by my presence here today, but the sacrifice Cohen made showcases the harrowing conditions, and terrifying
risks, that these brave men faced. Seemingly just how close it could've come to my family not being here today.
The RAF and RCAF faced some of the highest casualty rates of any active service during the war, yet men like
Cohen and my Grandad would fly with their lives on the line, night after night, for the freedom of their
own countries and their families at home. Such miraculous moral fibre is scarcely heard of today, yet it
can be attested to thousands of young Canadians and Brits serving with the Royal and
Royal Canadian Air Forces. Their bravery and sacrifice in the skies will forever be remembered.
Ashton Irving Cohen had never previously flown an aircraft.
Appendix 11- Page 276, Second World War Book of Remembrance
"1st Air Defence Regiment (Lanark And Renfrew Scottish), RCA." National Defense and the Canadian Forces. N.p., 16 Mar. 2010. Web. 24 May 2015.
"6) 419 Squadron." Jos Bachand RCAF. N.p., n.d. Web. 11 June 2015.
"About Bomber Command." Veterans Affairs Canada. N.p., 23 Oct. 2014. Web. 09 June 2015.
"Bomber Command No.6 (Royal Canadian Air Force) Group." Royal Air Force. N.p., n.d. Web. 08 June 2015
Braham, M. 6 (RCAF) Group- Bomber Command. N.p.: The Friends of the Canadian War Museum, n.d. PDF.
"Canadian Virtual War Memorial." Veterans Affairs Canada. 14 May 2015. Web. 20 May 2015.
Chen, C. Peter. "Bombing of Hamburg, Dresden, and Other Cities." WW2DB RSS. N.p., n.d. Web. 04 May 2015.
"Crew Of Lancaster KB 754." 419 Squadron RCAF 1941-1945. N.p., n.d. Web. 11 June 2015.
Logan, Dan. "P/O Ashton Irving Cohen and Lancaster KB 754." E-mail interview. 8 June 2015.
Military service files of Pilot Officer Ashton Irving Cohen (RG 24, Volume 25076, No. 6791)
obtained from Library and Archives Canada, 395 Wellington Street, Ottawa, Ontario)

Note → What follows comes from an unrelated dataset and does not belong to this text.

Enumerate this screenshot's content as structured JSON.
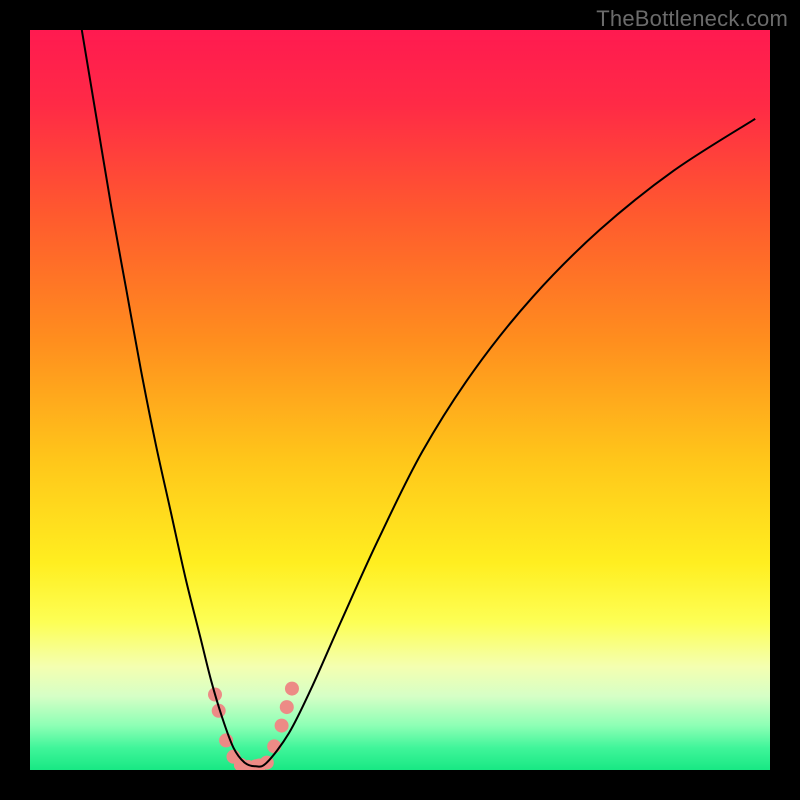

"RAF Bomber Command's Last Major Raid on Bochum." World War II Today RSS. N.p., n.d. Web. 11 June 2015.
"Reichswald Forest War Cemetery." CWGC -. N.p., n.d. Web. 22 May 2015.
"Royal Air Force Bomber Command 60th Anniversary- Campaign Diary October 1944." The National Archives.
N.p., 6 Apr. 2005. Web. 11 June